It was hard asking for help, but I was desperate, and desperate times call for desperate measures. I mustered up some courage and talked to my best friend about what was really going on with me. I was shocked when he told me that he knew something was up, and also when he said “I actually felt the same way.” He gave me the name of his therapist and told me to call her. Thus, began my journey into professional counseling. My Therapist was amazing, but what I really responded to was the ‘process’ of therapy and the environment that it took place in. I felt comfortable taking risks and challenging underlying assumptions about life that got me into auto-pilot mode. It was here that I got comfortable with the authentic version of myself and developed the courage to create my own path in life – one in which I was in control.
“Follow your passion. It will lead to your purpose.”
I have been working as a Professional Counselor since 2015. I have had success helping individuals and families overcome challenges related to mental health and substance use. Drawing on my own experience I have also been effective helping people struggling to find direction and purpose in life. But regardless of the reason someone comes to my office, I am honored to be part of their journey.
People are always asking why I chose to become a therapist. I love to answer the question, and it is because I love what I do!
My wife Jenny and I recently moved to Greenville with our son Jackson and 20lb Shih Tzu ‘Bear.’ We are thrilled to be starting this chapter of our lives in such a beautiful place.
- Licensed Professional Counselor (LPC)

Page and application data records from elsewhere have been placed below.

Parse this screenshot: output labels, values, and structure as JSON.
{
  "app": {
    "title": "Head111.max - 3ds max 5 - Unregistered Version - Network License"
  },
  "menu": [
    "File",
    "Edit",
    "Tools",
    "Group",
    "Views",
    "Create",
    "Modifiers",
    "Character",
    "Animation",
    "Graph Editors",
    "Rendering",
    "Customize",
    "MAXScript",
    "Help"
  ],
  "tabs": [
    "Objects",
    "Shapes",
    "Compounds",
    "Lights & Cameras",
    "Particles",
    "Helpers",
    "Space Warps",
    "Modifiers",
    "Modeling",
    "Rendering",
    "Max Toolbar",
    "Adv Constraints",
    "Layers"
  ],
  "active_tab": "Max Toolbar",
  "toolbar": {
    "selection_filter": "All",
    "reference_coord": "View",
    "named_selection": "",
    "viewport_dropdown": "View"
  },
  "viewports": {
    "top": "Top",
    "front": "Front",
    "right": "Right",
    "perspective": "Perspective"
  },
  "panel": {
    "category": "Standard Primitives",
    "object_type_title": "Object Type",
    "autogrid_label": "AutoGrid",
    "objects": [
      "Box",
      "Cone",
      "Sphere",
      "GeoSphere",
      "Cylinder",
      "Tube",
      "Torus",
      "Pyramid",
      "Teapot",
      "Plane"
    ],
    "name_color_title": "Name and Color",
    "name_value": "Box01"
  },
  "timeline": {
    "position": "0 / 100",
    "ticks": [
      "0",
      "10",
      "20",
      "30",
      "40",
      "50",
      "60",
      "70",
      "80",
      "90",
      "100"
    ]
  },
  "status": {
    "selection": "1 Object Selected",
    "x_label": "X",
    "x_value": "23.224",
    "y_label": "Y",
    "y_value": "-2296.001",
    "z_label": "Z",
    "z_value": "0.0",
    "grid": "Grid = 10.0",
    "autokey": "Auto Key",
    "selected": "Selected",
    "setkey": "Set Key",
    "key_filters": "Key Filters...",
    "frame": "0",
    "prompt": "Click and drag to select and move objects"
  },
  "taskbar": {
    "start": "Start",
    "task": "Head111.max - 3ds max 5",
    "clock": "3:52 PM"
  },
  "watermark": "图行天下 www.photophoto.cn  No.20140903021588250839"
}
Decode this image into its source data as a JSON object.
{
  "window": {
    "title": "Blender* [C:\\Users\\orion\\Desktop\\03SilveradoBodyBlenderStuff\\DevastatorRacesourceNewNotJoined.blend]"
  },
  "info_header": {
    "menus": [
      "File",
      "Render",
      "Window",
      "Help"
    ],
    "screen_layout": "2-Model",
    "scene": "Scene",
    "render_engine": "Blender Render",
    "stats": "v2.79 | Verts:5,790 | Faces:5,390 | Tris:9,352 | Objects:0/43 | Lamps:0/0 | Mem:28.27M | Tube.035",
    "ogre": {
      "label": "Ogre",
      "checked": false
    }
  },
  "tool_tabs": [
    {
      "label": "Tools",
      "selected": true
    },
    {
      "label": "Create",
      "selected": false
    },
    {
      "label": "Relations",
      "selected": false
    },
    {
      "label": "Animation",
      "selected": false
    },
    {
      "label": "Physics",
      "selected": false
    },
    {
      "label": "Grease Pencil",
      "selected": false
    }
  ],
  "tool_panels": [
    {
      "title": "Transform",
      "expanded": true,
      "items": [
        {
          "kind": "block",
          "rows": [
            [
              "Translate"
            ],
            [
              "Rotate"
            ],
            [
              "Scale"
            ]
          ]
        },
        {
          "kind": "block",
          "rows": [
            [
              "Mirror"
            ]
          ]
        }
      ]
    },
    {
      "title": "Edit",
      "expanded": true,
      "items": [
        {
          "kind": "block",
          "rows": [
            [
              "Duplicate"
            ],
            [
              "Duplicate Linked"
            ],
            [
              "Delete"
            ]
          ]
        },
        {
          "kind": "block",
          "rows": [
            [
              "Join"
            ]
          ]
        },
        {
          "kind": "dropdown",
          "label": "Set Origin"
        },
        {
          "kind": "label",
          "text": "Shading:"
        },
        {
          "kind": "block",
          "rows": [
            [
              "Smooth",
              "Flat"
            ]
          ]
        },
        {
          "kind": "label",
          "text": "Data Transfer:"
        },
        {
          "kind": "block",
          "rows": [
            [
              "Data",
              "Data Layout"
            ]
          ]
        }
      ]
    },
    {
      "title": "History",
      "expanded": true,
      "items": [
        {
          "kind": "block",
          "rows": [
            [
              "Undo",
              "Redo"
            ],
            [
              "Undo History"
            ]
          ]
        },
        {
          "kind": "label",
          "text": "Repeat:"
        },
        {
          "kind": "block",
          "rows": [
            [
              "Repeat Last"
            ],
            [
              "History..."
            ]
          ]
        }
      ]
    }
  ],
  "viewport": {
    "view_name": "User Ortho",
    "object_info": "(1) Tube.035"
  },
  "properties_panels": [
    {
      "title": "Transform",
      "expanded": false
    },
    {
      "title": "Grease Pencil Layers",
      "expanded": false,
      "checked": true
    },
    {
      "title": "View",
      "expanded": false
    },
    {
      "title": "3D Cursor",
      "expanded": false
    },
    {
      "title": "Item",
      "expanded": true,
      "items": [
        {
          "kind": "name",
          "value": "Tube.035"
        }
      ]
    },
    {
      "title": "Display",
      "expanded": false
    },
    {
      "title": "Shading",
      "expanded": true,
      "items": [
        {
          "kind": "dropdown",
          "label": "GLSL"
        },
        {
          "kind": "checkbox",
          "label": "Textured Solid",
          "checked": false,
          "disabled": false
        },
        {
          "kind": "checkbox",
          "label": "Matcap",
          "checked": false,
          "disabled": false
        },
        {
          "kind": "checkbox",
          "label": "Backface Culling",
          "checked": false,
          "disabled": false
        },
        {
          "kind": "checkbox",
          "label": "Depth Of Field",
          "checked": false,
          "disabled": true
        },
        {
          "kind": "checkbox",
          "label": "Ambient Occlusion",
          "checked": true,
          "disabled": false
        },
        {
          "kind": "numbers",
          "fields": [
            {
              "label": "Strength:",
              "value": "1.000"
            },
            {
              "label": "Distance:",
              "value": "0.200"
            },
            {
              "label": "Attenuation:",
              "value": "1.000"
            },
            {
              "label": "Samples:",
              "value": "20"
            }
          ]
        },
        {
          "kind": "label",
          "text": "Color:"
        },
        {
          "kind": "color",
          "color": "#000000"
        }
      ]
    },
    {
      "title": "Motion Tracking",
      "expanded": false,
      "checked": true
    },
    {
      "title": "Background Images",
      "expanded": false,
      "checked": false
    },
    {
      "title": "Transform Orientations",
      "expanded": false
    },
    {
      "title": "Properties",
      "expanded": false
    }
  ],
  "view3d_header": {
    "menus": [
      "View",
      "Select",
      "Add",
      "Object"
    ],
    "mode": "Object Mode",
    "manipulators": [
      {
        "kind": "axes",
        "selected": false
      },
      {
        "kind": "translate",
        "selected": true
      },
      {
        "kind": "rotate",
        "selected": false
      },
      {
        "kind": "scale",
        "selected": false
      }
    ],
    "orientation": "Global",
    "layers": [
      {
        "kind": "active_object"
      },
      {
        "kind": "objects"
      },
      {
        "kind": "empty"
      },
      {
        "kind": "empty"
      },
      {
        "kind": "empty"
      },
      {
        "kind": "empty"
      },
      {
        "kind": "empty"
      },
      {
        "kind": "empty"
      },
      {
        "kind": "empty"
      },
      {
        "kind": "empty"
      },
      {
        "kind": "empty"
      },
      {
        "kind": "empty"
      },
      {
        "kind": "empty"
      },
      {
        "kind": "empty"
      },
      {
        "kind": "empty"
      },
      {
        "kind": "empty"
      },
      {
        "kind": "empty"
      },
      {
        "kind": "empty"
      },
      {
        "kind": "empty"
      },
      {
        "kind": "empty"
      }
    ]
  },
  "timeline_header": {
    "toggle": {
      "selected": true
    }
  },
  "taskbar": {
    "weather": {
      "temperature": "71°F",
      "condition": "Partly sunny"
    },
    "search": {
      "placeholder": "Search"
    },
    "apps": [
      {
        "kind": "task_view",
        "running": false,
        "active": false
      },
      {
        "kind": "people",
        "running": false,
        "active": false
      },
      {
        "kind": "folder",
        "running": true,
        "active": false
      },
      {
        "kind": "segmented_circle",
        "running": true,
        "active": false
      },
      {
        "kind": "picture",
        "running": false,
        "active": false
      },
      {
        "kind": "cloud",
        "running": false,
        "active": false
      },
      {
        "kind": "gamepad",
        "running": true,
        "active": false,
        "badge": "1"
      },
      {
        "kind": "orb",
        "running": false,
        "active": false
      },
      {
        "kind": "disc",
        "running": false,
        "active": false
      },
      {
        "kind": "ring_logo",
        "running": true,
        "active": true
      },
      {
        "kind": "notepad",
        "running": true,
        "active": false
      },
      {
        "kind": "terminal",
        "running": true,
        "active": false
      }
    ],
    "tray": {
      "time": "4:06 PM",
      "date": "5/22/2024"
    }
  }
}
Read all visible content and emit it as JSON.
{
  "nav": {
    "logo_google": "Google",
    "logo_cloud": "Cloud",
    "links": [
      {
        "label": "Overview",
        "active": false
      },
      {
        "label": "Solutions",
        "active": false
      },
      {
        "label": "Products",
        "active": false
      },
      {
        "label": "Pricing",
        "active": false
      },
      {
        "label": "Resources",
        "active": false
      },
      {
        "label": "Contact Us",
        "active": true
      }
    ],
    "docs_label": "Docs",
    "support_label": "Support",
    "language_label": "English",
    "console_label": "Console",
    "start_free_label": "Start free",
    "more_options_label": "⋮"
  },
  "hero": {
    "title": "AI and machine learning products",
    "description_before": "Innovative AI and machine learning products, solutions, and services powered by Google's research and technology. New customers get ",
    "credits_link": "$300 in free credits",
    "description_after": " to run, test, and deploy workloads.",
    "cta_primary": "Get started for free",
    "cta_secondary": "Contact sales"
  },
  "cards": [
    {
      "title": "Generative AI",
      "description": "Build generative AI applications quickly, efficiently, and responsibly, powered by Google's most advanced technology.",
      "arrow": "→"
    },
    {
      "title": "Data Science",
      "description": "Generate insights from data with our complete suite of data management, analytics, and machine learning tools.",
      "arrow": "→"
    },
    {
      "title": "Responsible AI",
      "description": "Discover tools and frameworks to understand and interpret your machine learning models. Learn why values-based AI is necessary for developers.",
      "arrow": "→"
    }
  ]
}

- Certified Addiction Counselor (CAC)
- M.A. Clinical & Mental Health Counseling – Fairfield University, Fairfield CT.